*Work required*. Which lines of the data contain the string "AnimationName"? Copy every one of them.

*Page and application data records*.
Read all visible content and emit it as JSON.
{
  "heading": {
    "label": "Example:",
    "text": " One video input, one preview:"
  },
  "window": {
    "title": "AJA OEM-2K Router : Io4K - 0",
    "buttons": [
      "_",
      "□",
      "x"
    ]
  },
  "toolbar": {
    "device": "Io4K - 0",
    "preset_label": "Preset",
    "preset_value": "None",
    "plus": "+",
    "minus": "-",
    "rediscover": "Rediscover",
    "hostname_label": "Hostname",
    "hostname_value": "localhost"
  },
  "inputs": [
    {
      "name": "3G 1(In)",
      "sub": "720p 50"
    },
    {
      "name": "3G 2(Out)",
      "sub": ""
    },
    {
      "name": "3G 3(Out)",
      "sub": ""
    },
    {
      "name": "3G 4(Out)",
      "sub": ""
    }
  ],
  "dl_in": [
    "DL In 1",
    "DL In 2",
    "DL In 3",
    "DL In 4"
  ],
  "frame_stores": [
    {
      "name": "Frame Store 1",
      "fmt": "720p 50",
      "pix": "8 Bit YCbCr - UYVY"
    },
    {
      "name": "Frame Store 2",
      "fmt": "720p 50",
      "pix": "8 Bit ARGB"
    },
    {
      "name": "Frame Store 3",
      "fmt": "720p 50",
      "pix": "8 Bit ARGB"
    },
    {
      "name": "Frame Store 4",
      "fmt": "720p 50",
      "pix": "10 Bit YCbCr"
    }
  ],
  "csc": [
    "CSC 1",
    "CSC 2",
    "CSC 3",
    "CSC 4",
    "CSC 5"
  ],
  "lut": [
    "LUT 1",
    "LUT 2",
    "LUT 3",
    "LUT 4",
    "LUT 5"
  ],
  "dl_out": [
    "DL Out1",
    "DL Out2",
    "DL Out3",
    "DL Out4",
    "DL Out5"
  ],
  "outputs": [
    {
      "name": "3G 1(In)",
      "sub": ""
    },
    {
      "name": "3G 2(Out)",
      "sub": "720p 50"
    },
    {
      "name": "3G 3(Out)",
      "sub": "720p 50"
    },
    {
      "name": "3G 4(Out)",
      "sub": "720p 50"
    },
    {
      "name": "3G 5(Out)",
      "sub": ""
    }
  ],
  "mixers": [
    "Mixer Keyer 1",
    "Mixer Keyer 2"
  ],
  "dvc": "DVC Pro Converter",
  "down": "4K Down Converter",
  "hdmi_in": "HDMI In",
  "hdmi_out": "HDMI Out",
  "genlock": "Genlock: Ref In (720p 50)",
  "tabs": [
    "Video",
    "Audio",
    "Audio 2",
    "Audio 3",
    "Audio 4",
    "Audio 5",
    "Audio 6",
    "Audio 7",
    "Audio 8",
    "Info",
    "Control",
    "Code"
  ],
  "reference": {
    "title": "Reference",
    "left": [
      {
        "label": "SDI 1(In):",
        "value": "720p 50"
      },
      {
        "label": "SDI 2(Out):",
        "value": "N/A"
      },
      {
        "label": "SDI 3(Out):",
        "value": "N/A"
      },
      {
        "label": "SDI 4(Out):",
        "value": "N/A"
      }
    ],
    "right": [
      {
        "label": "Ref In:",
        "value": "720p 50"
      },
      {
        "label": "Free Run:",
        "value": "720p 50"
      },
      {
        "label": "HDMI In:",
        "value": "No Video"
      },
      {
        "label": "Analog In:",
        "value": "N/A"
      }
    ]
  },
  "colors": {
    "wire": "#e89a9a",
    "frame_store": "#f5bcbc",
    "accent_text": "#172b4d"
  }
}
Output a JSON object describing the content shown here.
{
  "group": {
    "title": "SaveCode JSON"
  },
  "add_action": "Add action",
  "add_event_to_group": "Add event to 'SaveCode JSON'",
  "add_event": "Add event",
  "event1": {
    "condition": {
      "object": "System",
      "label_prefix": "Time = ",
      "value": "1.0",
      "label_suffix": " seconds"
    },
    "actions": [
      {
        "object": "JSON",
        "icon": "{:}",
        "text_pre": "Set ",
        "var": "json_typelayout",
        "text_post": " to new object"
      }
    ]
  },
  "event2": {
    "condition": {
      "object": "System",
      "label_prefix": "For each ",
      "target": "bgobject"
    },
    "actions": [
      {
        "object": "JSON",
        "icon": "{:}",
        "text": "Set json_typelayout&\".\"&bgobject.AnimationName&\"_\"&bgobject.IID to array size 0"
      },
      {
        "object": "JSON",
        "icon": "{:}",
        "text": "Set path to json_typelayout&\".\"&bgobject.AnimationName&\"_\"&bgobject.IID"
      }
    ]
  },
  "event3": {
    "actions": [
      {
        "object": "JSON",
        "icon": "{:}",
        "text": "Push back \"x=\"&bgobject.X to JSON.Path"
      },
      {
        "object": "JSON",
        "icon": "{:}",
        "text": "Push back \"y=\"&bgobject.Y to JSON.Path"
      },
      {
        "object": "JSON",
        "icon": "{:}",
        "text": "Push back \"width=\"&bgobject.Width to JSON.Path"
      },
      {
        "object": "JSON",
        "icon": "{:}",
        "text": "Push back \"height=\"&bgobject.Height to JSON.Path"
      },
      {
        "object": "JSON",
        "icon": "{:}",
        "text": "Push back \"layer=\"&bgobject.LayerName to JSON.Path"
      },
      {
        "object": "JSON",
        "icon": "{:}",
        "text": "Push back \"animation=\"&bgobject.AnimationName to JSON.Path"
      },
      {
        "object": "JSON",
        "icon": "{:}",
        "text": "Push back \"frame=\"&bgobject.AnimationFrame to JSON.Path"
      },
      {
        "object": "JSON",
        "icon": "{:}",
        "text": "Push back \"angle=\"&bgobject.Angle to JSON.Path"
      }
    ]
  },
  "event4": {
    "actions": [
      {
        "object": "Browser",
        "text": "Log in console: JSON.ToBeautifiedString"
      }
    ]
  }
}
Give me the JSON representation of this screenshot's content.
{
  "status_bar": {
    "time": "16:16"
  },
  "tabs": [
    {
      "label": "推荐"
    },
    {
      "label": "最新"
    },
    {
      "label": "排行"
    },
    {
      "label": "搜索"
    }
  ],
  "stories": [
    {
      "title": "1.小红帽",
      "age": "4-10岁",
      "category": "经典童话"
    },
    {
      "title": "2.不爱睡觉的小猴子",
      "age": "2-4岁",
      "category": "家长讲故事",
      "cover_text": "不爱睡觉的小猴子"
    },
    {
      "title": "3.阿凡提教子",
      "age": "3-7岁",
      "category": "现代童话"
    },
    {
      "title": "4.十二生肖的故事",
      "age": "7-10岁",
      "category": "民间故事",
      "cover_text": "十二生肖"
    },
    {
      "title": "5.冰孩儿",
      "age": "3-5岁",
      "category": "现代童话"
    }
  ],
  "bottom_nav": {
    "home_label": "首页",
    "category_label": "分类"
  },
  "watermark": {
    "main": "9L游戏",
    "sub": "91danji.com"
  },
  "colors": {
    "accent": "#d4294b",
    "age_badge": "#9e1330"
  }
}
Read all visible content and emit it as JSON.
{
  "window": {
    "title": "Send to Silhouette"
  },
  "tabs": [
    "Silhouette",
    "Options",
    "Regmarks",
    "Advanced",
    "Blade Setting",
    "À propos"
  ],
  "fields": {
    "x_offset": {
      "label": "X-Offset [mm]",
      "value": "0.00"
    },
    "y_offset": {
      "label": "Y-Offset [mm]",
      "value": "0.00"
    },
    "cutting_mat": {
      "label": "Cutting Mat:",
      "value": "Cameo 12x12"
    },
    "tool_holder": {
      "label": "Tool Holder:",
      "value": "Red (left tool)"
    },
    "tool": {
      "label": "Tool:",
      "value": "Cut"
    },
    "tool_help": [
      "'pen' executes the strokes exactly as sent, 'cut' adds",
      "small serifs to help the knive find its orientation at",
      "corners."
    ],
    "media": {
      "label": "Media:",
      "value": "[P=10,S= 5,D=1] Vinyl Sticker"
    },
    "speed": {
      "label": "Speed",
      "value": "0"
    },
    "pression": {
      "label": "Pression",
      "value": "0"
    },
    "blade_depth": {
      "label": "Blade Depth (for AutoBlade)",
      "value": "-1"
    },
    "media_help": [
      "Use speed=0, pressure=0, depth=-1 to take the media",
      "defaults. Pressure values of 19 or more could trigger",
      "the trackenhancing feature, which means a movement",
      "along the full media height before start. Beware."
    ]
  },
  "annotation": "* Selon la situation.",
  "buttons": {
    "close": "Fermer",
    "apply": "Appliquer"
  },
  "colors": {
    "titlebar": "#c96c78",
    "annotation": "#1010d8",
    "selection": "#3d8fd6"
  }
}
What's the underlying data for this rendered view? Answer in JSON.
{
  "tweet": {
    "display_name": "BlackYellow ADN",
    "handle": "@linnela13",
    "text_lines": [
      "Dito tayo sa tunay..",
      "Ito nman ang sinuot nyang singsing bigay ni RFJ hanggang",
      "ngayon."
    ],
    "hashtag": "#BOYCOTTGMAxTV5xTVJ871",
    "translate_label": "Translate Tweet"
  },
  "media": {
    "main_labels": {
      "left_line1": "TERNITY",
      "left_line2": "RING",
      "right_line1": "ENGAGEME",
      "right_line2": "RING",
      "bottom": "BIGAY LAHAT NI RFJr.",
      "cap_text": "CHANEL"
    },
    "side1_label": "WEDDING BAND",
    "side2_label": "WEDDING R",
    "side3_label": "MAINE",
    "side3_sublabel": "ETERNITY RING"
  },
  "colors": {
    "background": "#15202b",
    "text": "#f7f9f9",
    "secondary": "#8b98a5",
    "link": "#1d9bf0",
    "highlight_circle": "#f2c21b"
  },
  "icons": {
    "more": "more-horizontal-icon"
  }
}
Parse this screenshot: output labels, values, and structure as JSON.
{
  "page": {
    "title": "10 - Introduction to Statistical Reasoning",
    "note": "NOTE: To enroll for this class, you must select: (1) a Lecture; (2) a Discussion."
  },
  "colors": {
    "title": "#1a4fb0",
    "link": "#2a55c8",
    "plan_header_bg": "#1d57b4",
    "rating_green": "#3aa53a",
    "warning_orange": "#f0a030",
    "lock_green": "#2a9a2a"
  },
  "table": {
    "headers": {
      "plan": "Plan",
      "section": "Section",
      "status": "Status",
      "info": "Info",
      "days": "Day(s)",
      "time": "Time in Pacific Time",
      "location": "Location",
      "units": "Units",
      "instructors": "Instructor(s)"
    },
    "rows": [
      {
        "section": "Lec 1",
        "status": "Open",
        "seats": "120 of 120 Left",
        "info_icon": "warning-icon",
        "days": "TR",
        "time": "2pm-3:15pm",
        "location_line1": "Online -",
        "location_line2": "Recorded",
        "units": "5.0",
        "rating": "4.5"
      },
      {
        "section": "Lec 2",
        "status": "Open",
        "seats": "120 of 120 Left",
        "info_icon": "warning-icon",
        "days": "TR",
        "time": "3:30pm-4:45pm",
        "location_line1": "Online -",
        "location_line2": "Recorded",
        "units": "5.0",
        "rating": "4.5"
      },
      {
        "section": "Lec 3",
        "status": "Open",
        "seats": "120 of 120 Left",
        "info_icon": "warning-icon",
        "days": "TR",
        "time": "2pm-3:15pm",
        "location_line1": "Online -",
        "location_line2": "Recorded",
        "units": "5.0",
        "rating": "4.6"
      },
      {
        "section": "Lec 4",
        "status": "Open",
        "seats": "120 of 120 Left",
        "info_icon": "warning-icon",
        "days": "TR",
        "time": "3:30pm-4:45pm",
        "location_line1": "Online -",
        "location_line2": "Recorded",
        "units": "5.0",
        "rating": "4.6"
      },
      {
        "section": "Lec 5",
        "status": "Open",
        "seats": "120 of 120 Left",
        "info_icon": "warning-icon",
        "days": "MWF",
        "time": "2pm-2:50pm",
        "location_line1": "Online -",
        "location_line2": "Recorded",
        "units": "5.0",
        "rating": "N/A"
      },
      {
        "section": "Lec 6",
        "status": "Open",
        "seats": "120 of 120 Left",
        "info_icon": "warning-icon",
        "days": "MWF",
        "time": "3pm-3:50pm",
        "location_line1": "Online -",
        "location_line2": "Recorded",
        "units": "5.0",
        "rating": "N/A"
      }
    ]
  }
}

*Output of the exercise*.
        "text": "Set json_typelayout&\".\"&bgobject.AnimationName&\"_\"&bgobject.IID to array size 0"
        "text": "Set path to json_typelayout&\".\"&bgobject.AnimationName&\"_\"&bgobject.IID"
        "text": "Push back \"animation=\"&bgobject.AnimationName to JSON.Path"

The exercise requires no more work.